[RECORDED INFORMATION]:

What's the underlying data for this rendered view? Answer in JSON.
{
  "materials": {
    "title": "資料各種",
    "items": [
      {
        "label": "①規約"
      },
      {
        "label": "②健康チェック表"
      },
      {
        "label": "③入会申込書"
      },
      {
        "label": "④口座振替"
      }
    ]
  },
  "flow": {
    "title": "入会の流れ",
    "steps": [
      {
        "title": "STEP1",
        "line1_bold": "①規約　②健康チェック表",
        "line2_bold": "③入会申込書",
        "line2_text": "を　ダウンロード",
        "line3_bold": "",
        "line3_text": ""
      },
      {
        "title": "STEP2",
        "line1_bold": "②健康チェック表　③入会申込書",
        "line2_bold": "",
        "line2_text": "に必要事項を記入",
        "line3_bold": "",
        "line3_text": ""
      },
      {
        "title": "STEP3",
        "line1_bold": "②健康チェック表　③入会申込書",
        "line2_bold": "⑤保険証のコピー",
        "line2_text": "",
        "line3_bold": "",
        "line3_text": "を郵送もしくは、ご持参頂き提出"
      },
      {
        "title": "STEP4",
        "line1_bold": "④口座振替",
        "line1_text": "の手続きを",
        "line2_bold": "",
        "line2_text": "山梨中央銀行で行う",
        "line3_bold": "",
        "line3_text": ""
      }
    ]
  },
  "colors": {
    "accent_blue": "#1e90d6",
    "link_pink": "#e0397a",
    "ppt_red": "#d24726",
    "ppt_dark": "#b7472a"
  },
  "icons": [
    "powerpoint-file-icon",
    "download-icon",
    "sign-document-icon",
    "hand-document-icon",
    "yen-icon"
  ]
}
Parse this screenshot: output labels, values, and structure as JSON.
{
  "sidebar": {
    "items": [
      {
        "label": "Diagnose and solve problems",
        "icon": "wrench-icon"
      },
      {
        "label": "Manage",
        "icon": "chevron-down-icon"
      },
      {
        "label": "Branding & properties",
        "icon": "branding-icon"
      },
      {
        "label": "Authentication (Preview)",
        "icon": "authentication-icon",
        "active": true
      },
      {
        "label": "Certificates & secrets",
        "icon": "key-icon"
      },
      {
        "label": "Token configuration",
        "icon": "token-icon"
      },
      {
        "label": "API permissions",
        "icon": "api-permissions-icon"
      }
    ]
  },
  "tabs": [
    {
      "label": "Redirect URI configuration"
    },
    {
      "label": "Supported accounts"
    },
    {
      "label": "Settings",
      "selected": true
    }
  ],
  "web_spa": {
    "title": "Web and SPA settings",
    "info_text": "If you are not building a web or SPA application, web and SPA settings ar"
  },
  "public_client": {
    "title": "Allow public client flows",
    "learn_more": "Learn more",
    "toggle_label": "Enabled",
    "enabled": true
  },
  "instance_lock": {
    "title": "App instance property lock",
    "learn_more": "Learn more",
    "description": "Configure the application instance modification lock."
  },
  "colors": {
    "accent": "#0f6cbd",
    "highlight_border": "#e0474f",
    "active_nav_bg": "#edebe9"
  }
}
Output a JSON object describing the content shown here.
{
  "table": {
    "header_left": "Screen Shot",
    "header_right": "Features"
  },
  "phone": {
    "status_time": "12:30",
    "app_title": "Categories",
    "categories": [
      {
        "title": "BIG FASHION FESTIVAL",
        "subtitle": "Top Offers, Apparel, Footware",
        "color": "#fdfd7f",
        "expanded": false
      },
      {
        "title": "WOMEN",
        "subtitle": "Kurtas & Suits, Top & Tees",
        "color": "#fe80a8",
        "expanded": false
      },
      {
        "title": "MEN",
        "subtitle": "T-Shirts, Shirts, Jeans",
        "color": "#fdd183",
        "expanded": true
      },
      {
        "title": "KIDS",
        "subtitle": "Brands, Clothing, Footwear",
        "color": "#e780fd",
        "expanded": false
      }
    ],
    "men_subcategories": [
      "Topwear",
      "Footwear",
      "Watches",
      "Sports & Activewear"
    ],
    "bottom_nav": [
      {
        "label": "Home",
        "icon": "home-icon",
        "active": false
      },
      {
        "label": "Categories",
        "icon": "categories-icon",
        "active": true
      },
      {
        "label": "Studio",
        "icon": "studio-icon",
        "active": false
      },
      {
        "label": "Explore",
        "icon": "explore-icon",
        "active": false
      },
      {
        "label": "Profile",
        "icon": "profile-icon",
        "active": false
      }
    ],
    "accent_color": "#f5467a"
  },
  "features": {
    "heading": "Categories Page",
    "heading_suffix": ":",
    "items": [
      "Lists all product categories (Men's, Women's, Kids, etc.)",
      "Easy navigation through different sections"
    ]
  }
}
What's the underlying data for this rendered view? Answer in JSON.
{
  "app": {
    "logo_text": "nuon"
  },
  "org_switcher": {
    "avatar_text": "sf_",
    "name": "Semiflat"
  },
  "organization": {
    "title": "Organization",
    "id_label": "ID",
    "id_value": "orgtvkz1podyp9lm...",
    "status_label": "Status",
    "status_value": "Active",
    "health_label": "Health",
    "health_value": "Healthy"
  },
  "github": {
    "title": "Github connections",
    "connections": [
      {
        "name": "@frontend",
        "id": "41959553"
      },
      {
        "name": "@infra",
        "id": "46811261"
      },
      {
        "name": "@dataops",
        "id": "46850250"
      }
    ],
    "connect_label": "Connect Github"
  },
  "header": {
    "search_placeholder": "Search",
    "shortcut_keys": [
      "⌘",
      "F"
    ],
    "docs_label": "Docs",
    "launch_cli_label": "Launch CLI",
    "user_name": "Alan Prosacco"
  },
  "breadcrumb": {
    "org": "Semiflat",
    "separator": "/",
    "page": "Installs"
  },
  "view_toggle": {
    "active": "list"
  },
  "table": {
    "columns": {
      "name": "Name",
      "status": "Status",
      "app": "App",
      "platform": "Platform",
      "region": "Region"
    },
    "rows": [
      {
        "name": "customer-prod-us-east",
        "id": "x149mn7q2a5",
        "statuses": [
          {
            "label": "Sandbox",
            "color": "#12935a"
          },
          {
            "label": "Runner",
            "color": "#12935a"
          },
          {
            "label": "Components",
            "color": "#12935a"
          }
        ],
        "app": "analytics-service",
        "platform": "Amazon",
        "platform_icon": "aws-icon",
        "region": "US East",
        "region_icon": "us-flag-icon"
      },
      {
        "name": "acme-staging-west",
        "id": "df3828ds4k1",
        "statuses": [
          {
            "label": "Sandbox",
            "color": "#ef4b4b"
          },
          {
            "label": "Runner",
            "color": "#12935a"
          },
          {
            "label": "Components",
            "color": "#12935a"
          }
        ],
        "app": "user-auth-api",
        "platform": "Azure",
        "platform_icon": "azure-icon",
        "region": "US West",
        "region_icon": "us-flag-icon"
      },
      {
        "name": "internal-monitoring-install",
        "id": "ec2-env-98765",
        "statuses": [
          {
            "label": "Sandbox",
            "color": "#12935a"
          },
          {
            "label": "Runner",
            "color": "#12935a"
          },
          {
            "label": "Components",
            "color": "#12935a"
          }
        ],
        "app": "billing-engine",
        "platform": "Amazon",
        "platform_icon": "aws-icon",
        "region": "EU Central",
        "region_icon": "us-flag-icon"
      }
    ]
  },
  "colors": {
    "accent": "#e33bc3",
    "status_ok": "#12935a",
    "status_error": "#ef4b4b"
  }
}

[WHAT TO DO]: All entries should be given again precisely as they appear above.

[WRITTEN SOLUTION]:
What's the underlying data for this rendered view? Answer in JSON.
{
  "materials": {
    "title": "資料各種",
    "items": [
      {
        "label": "①規約"
      },
      {
        "label": "②健康チェック表"
      },
      {
        "label": "③入会申込書"
      },
      {
        "label": "④口座振替"
      }
    ]
  },
  "flow": {
    "title": "入会の流れ",
    "steps": [
      {
        "title": "STEP1",
        "line1_bold": "①規約　②健康チェック表",
        "line2_bold": "③入会申込書",
        "line2_text": "を　ダウンロード",
        "line3_bold": "",
        "line3_text": ""
      },
      {
        "title": "STEP2",
        "line1_bold": "②健康チェック表　③入会申込書",
        "line2_bold": "",
        "line2_text": "に必要事項を記入",
        "line3_bold": "",
        "line3_text": ""
      },
      {
        "title": "STEP3",
        "line1_bold": "②健康チェック表　③入会申込書",
        "line2_bold": "⑤保険証のコピー",
        "line2_text": "",
        "line3_bold": "",
        "line3_text": "を郵送もしくは、ご持参頂き提出"
      },
      {
        "title": "STEP4",
        "line1_bold": "④口座振替",
        "line1_text": "の手続きを",
        "line2_bold": "",
        "line2_text": "山梨中央銀行で行う",
        "line3_bold": "",
        "line3_text": ""
      }
    ]
  },
  "colors": {
    "accent_blue": "#1e90d6",
    "link_pink": "#e0397a",
    "ppt_red": "#d24726",
    "ppt_dark": "#b7472a"
  },
  "icons": [
    "powerpoint-file-icon",
    "download-icon",
    "sign-document-icon",
    "hand-document-icon",
    "yen-icon"
  ]
}
Parse this screenshot: output labels, values, and structure as JSON.
{
  "sidebar": {
    "items": [
      {
        "label": "Diagnose and solve problems",
        "icon": "wrench-icon"
      },
      {
        "label": "Manage",
        "icon": "chevron-down-icon"
      },
      {
        "label": "Branding & properties",
        "icon": "branding-icon"
      },
      {
        "label": "Authentication (Preview)",
        "icon": "authentication-icon",
        "active": true
      },
      {
        "label": "Certificates & secrets",
        "icon": "key-icon"
      },
      {
        "label": "Token configuration",
        "icon": "token-icon"
      },
      {
        "label": "API permissions",
        "icon": "api-permissions-icon"
      }
    ]
  },
  "tabs": [
    {
      "label": "Redirect URI configuration"
    },
    {
      "label": "Supported accounts"
    },
    {
      "label": "Settings",
      "selected": true
    }
  ],
  "web_spa": {
    "title": "Web and SPA settings",
    "info_text": "If you are not building a web or SPA application, web and SPA settings ar"
  },
  "public_client": {
    "title": "Allow public client flows",
    "learn_more": "Learn more",
    "toggle_label": "Enabled",
    "enabled": true
  },
  "instance_lock": {
    "title": "App instance property lock",
    "learn_more": "Learn more",
    "description": "Configure the application instance modification lock."
  },
  "colors": {
    "accent": "#0f6cbd",
    "highlight_border": "#e0474f",
    "active_nav_bg": "#edebe9"
  }
}
Output a JSON object describing the content shown here.
{
  "table": {
    "header_left": "Screen Shot",
    "header_right": "Features"
  },
  "phone": {
    "status_time": "12:30",
    "app_title": "Categories",
    "categories": [
      {
        "title": "BIG FASHION FESTIVAL",
        "subtitle": "Top Offers, Apparel, Footware",
        "color": "#fdfd7f",
        "expanded": false
      },
      {
        "title": "WOMEN",
        "subtitle": "Kurtas & Suits, Top & Tees",
        "color": "#fe80a8",
        "expanded": false
      },
      {
        "title": "MEN",
        "subtitle": "T-Shirts, Shirts, Jeans",
        "color": "#fdd183",
        "expanded": true
      },
      {
        "title": "KIDS",
        "subtitle": "Brands, Clothing, Footwear",
        "color": "#e780fd",
        "expanded": false
      }
    ],
    "men_subcategories": [
      "Topwear",
      "Footwear",
      "Watches",
      "Sports & Activewear"
    ],
    "bottom_nav": [
      {
        "label": "Home",
        "icon": "home-icon",
        "active": false
      },
      {
        "label": "Categories",
        "icon": "categories-icon",
        "active": true
      },
      {
        "label": "Studio",
        "icon": "studio-icon",
        "active": false
      },
      {
        "label": "Explore",
        "icon": "explore-icon",
        "active": false
      },
      {
        "label": "Profile",
        "icon": "profile-icon",
        "active": false
      }
    ],
    "accent_color": "#f5467a"
  },
  "features": {
    "heading": "Categories Page",
    "heading_suffix": ":",
    "items": [
      "Lists all product categories (Men's, Women's, Kids, etc.)",
      "Easy navigation through different sections"
    ]
  }
}
What's the underlying data for this rendered view? Answer in JSON.
{
  "app": {
    "logo_text": "nuon"
  },
  "org_switcher": {
    "avatar_text": "sf_",
    "name": "Semiflat"
  },
  "organization": {
    "title": "Organization",
    "id_label": "ID",
    "id_value": "orgtvkz1podyp9lm...",
    "status_label": "Status",
    "status_value": "Active",
    "health_label": "Health",
    "health_value": "Healthy"
  },
  "github": {
    "title": "Github connections",
    "connections": [
      {
        "name": "@frontend",
        "id": "41959553"
      },
      {
        "name": "@infra",
        "id": "46811261"
      },
      {
        "name": "@dataops",
        "id": "46850250"
      }
    ],
    "connect_label": "Connect Github"
  },
  "header": {
    "search_placeholder": "Search",
    "shortcut_keys": [
      "⌘",
      "F"
    ],
    "docs_label": "Docs",
    "launch_cli_label": "Launch CLI",
    "user_name": "Alan Prosacco"
  },
  "breadcrumb": {
    "org": "Semiflat",
    "separator": "/",
    "page": "Installs"
  },
  "view_toggle": {
    "active": "list"
  },
  "table": {
    "columns": {
      "name": "Name",
      "status": "Status",
      "app": "App",
      "platform": "Platform",
      "region": "Region"
    },
    "rows": [
      {
        "name": "customer-prod-us-east",
        "id": "x149mn7q2a5",
        "statuses": [
          {
            "label": "Sandbox",
            "color": "#12935a"
          },
          {
            "label": "Runner",
            "color": "#12935a"
          },
          {
            "label": "Components",
            "color": "#12935a"
          }
        ],
        "app": "analytics-service",
        "platform": "Amazon",
        "platform_icon": "aws-icon",
        "region": "US East",
        "region_icon": "us-flag-icon"
      },
      {
        "name": "acme-staging-west",
        "id": "df3828ds4k1",
        "statuses": [
          {
            "label": "Sandbox",
            "color": "#ef4b4b"
          },
          {
            "label": "Runner",
            "color": "#12935a"
          },
          {
            "label": "Components",
            "color": "#12935a"
          }
        ],
        "app": "user-auth-api",
        "platform": "Azure",
        "platform_icon": "azure-icon",
        "region": "US West",
        "region_icon": "us-flag-icon"
      },
      {
        "name": "internal-monitoring-install",
        "id": "ec2-env-98765",
        "statuses": [
          {
            "label": "Sandbox",
            "color": "#12935a"
          },
          {
            "label": "Runner",
            "color": "#12935a"
          },
          {
            "label": "Components",
            "color": "#12935a"
          }
        ],
        "app": "billing-engine",
        "platform": "Amazon",
        "platform_icon": "aws-icon",
        "region": "EU Central",
        "region_icon": "us-flag-icon"
      }
    ]
  },
  "colors": {
    "accent": "#e33bc3",
    "status_ok": "#12935a",
    "status_error": "#ef4b4b"
  }
}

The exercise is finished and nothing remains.